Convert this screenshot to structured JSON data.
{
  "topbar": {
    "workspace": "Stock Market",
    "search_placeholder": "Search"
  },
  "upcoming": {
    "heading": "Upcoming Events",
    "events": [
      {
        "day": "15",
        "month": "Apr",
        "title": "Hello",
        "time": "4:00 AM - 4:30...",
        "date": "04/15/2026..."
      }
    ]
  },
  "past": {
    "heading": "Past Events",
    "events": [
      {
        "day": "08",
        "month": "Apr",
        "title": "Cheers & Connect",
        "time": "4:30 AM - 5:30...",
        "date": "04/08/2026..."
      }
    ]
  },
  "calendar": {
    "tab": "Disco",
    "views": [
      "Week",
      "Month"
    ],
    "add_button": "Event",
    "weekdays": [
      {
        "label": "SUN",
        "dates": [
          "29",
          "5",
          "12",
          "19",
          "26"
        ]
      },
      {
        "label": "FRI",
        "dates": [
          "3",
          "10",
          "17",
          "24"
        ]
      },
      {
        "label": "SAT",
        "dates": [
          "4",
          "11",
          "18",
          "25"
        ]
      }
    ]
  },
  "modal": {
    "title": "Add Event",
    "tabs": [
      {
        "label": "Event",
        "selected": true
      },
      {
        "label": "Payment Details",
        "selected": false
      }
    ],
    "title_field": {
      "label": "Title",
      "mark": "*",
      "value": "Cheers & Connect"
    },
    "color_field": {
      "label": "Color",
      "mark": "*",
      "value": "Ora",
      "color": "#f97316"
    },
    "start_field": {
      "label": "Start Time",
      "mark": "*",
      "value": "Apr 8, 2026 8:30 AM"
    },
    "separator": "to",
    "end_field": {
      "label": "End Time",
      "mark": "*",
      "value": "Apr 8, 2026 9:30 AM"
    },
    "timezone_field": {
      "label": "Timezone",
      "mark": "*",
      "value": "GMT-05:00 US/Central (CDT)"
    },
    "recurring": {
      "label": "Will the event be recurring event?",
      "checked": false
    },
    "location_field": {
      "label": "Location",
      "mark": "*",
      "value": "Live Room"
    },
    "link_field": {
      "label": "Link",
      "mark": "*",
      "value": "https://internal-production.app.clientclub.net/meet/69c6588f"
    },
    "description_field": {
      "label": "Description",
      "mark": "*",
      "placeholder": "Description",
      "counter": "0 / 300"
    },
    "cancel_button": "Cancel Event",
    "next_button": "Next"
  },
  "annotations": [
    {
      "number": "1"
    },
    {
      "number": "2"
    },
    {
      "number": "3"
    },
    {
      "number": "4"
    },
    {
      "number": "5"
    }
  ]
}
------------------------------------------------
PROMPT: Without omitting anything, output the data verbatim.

EXERCISE OUTPUT:
Convert this screenshot to structured JSON data.
{
  "topbar": {
    "workspace": "Stock Market",
    "search_placeholder": "Search"
  },
  "upcoming": {
    "heading": "Upcoming Events",
    "events": [
      {
        "day": "15",
        "month": "Apr",
        "title": "Hello",
        "time": "4:00 AM - 4:30...",
        "date": "04/15/2026..."
      }
    ]
  },
  "past": {
    "heading": "Past Events",
    "events": [
      {
        "day": "08",
        "month": "Apr",
        "title": "Cheers & Connect",
        "time": "4:30 AM - 5:30...",
        "date": "04/08/2026..."
      }
    ]
  },
  "calendar": {
    "tab": "Disco",
    "views": [
      "Week",
      "Month"
    ],
    "add_button": "Event",
    "weekdays": [
      {
        "label": "SUN",
        "dates": [
          "29",
          "5",
          "12",
          "19",
          "26"
        ]
      },
      {
        "label": "FRI",
        "dates": [
          "3",
          "10",
          "17",
          "24"
        ]
      },
      {
        "label": "SAT",
        "dates": [
          "4",
          "11",
          "18",
          "25"
        ]
      }
    ]
  },
  "modal": {
    "title": "Add Event",
    "tabs": [
      {
        "label": "Event",
        "selected": true
      },
      {
        "label": "Payment Details",
        "selected": false
      }
    ],
    "title_field": {
      "label": "Title",
      "mark": "*",
      "value": "Cheers & Connect"
    },
    "color_field": {
      "label": "Color",
      "mark": "*",
      "value": "Ora",
      "color": "#f97316"
    },
    "start_field": {
      "label": "Start Time",
      "mark": "*",
      "value": "Apr 8, 2026 8:30 AM"
    },
    "separator": "to",
    "end_field": {
      "label": "End Time",
      "mark": "*",
      "value": "Apr 8, 2026 9:30 AM"
    },
    "timezone_field": {
      "label": "Timezone",
      "mark": "*",
      "value": "GMT-05:00 US/Central (CDT)"
    },
    "recurring": {
      "label": "Will the event be recurring event?",
      "checked": false
    },
    "location_field": {
      "label": "Location",
      "mark": "*",
      "value": "Live Room"
    },
    "link_field": {
      "label": "Link",
      "mark": "*",
      "value": "https://internal-production.app.clientclub.net/meet/69c6588f"
    },
    "description_field": {
      "label": "Description",
      "mark": "*",
      "placeholder": "Description",
      "counter": "0 / 300"
    },
    "cancel_button": "Cancel Event",
    "next_button": "Next"
  },
  "annotations": [
    {
      "number": "1"
    },
    {
      "number": "2"
    },
    {
      "number": "3"
    },
    {
      "number": "4"
    },
    {
      "number": "5"
    }
  ]
}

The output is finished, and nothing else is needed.